      School choice is a preferable method of measuring teacher effectiveness because parents can observe their own children with minute precision, and are good at knowing when the problem is the teacher.

      • Mike G says:

        Greg, if I understand your view (I may not!), so long as parents have choice to be the final deciders of school quality, then if School A uses VAM, School B uses observations, and School C never evaluates teachers at all, you’re fine with that, right?

      • Greg Forster says:

        Of course! We won’t really know what standards *or* what metrics are most effective until they can all get a fair chance to be tried without arbitrary political control. Choice creates the conditions under which clarity about standards and metrics becomes possible.

      • I think Mark’s point about rankings remaining unchanged despite the use of advanced adjustments like shrinkage actually supports your argument that VAM has a lot of noise that hinders its use for technocratic management. Even fancy adjustments that school systems are very likely to use fix the problem since they do not alter the info about which teachers are better or worse — their relative ranking.

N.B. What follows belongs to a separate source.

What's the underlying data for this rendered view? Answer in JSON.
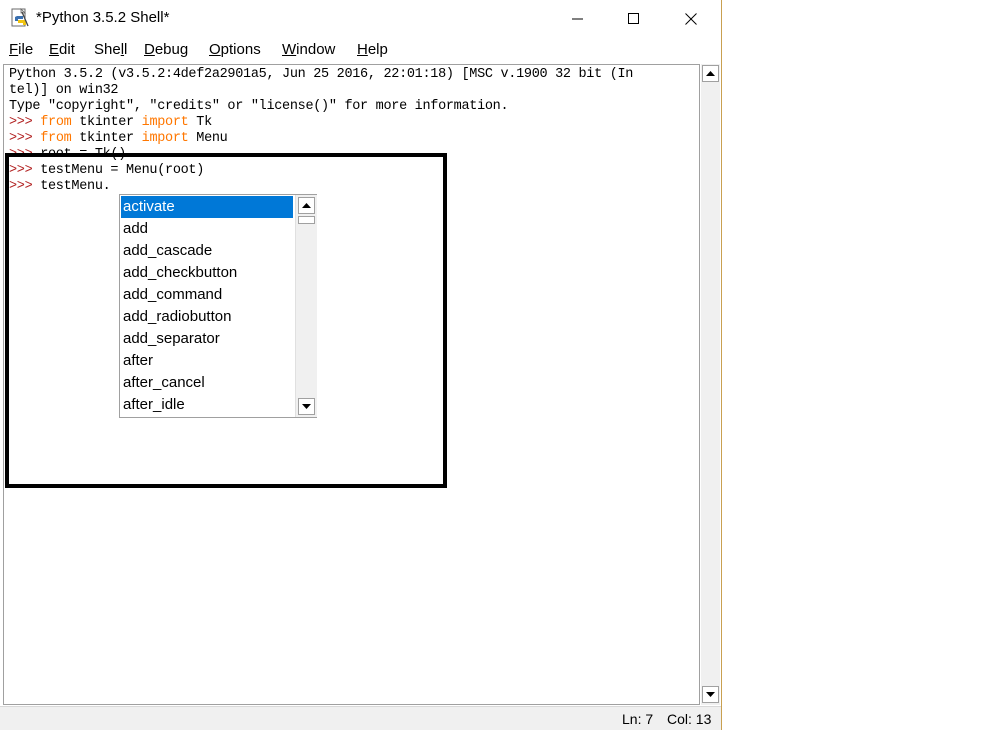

        Instead, I think Mark’s argument is that all metrics have defects and schools have to use something to manage, so maybe test VAM is the best of a bad bunch. I disagree because I don’t think schools have to use technocratic management at all. They can just use judgement. It is also filled with error but does not exploit the false authority of science.

      • Greg Forster says:

        Judgment has the additional merit of being able to measure qualitatively as well as quantitatively, which means it can measure the aspects of education that most people think are most important.

        But of course, once we have school choice and thus arbitrary political interference in education has been removed, there’s no reason multiple methods can’t be used!

  3. sstotsky says:

    Who is going to be bold enough to tell us why VAM became so popular and what else could USED et al easily use to measure accountability (and with far less expense)?

  4. Michael Shaughnessy says:

    VAM, like RTI ( and a lot of other initials ) becomes initially popular because people are looking for some magic wand, some magic bullet, magic concept, magic idea, that like SOMPA ( decades ago) gradually vanishes and evaporates…..As for accountability- we just need to address two words ( maybe more ) called homogeneity and heterogeneity—and how to measure teacher impact on classes that are either homogeneous, but increasingly heterogeneous…..as for expense, well, there is the old adage that ” you get what you pay for”…

  5. sstotsky says:

    Aside from test scores, what could schools assess/measure for accountability purposes? Are there no other ideas out there? Sandra

  6. Michael Shaughnessy says:

    Sandra- as usual, you raise provocative questions- that need answers or at least deep philosophical discussions—-and I think that we need to be discussing your question—” What could schools assess and measure for accountability purposes” and also ask what exactly ARE schools accountable for–since we HAVE drifted from Horace Mann and reading, writing and arithmetic and delved into providing services for LD, ED./BD, ADD, VI, HI, ID, TBI, PDD, OHI and as you know the list goes on—

Leave a Reply

Fill in your details below or click an icon to log in:

WordPress.com Logo

You are commenting using your WordPress.com account. Log Out /  Change )

Google photo

You are commenting using your Google account. Log Out /  Change )

Twitter picture

You are commenting using your Twitter account. Log Out /  Change )

Facebook photo

You are commenting using your Facebook account. Log Out /  Change )

Connecting to %s